After I shoe shopped yesterday, I stopped at the mall’s Barnes & Noble to do what I always do: browse the Christian books. This time I bought one — Building a Bridge by Fr. James Martin.
And I’d been warned. Catholic Twitter had sounded the alarm, had said to read reviews of it instead, to steer clear of it (and, in fact, to steer clear of Fr. Martin himself, who, by the way, I met once and is quite cordial).
Now that I’ve read it (excluding its second half, which is for meditation and reflection — I’ll read that later), I’d like to invite Catholic Twitter to do a new thing: cool your dang jets.
I vented to a friend today about my disdain for social media. (That’s right, folks — my disdain.)
I shared a couple of examples of the posts I have found in my social media feeds that frankly have disturbed me (think “newborn babies in costumes”). And then I asked what has weighed heavily on me lately:
“Why? Why do people think that this will enrich my life?”
But the more I thought about my own questions, the clearer an important truth became: people do not care if what they post enriches my life.
They do not care.
As 2015 nears its end, I took a few minutes today to check my blog’s stats — I wondered which of the posts I wrote this year struck the most chords (or nerves, let’s face it).

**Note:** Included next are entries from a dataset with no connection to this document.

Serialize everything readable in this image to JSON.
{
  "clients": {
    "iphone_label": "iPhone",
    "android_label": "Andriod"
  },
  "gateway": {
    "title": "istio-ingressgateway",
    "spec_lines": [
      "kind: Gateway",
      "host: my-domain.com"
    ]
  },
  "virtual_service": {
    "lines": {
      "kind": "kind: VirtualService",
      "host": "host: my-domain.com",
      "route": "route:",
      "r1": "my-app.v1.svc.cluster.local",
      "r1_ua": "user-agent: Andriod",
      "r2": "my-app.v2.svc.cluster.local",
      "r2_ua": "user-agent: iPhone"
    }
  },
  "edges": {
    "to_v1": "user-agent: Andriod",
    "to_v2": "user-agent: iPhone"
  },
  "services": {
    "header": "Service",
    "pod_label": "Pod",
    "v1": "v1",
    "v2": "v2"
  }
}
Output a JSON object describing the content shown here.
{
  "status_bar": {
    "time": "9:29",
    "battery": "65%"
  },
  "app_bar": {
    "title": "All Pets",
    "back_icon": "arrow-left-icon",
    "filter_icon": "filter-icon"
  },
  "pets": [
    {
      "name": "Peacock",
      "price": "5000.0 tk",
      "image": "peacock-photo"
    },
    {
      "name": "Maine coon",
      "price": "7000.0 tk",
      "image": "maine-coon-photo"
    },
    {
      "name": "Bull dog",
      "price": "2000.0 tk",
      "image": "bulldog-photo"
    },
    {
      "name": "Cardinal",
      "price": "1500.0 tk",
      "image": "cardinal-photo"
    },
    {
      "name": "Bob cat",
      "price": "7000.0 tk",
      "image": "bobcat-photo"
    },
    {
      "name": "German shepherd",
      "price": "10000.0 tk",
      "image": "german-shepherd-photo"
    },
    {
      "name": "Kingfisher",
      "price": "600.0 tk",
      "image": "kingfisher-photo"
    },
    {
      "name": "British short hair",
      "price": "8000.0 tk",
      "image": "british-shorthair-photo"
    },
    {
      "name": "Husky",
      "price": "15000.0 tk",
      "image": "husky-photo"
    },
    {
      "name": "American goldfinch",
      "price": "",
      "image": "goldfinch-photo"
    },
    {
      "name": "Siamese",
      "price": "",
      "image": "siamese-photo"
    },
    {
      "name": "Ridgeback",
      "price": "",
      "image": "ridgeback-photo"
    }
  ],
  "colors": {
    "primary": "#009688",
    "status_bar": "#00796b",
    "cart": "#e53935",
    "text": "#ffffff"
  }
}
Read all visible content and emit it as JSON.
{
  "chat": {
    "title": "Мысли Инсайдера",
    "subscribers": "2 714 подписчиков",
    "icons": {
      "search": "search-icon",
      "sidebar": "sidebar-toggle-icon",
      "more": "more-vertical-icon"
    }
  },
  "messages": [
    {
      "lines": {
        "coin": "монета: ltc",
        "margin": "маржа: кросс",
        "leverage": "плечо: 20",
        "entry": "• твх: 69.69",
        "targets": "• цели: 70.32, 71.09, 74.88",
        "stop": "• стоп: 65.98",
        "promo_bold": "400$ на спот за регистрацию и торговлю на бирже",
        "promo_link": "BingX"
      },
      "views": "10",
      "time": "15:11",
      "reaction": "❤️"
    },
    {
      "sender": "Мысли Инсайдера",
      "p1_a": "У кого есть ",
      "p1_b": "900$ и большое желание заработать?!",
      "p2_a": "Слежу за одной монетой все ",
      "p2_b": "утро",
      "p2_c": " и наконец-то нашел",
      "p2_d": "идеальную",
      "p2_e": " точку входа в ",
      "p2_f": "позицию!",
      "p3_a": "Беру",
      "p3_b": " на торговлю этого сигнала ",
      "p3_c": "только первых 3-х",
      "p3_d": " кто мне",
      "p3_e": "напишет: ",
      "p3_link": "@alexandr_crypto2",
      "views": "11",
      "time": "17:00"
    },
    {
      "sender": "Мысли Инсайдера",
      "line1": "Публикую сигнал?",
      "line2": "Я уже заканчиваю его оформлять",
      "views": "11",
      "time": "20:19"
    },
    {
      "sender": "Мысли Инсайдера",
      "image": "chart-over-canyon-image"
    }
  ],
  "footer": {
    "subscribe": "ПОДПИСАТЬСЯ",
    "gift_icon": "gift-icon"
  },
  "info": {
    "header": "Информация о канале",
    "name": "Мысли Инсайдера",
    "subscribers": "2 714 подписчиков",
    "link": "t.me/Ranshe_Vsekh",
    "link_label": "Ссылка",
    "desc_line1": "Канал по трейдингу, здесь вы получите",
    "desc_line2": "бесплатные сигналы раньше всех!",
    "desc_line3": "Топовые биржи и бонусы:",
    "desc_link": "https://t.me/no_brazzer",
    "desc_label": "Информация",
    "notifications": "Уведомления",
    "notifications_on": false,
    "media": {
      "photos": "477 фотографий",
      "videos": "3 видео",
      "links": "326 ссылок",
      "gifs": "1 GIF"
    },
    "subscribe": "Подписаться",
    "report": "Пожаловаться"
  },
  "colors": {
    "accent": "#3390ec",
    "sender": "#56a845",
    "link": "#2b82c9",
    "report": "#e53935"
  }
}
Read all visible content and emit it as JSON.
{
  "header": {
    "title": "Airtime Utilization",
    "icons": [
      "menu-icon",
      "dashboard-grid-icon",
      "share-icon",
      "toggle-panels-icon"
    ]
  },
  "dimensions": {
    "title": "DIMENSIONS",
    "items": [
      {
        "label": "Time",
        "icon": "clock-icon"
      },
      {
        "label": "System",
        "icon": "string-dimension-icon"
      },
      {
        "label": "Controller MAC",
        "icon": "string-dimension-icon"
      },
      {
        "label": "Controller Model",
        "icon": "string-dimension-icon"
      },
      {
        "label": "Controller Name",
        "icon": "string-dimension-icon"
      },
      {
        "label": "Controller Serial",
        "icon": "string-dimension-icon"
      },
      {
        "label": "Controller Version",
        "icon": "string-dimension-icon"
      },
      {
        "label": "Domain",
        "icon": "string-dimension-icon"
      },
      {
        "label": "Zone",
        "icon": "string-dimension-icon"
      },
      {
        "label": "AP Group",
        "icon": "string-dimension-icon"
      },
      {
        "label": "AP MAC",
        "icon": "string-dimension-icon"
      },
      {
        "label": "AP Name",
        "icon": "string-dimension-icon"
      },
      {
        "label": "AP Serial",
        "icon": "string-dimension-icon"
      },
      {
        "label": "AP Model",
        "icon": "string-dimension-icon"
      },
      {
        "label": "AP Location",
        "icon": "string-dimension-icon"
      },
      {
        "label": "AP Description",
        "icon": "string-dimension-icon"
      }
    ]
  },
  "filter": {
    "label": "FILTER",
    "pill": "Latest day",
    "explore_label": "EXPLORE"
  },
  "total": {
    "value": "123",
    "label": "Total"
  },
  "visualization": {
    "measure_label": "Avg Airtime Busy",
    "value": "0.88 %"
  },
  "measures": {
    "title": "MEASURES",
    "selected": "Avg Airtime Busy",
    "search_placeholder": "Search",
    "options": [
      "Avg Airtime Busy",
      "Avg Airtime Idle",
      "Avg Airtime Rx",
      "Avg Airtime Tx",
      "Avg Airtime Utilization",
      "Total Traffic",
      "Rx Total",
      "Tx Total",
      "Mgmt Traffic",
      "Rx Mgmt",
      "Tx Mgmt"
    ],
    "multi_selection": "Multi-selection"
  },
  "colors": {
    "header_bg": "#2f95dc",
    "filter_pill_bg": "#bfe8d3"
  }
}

Below you’ll find links to my most-read posts of 2015, which I encourage you to read (or re-read?) and to share via social media — your help means so much to me while, as a writer and speaker, I introduce (a small part of) the world to the virtue of chastity.
The fifth most-read post on my site in 2015:
What Tim Tebow’s breakup can teach us.
Click here to read the post.
This is a guest post by my good friend Mark LaBelle, a seminarian for the Diocese of Orlando.
Attraction is a funny thing. It can come out of nowhere and leave us totally dumbfounded. Consider, for example, one of the most iconic bossa nova songs of all time: “The Girl from Ipanema.”
It’s by Tom Jobim, originally written in Portuguese and famously performed in English by Astrud Gilberto with jazz saxophonist Stan Getz.
It’s a beautiful little tune, but the English lyrics are a bit… creepy. Consider the 1967 recording, in which a then-52-year-old Frank Sinatra croons, “Tall and tan and young and lovely / The girl from Ipanema goes walking / And as she passes, each one she passes goes, Ahhh!”
Okay, so, Kim Davis. She is the county clerk whose refusal to issue marriage licenses to same-sex couples is rooted in her religious beliefs and has resulted in her arrest.
Her attorney’s statement says that she is being treated as a criminal because she cannot violate her conscience. But a judge says she is being treated as a criminal because she violated a court order. Either way, tonight, she is in jail.
I wonder if what sparked the stand she took is actually what she says sparked it — if what bothers her is the fact that she’s required by her job description to do something that violates her conscience. Here’s what I mean: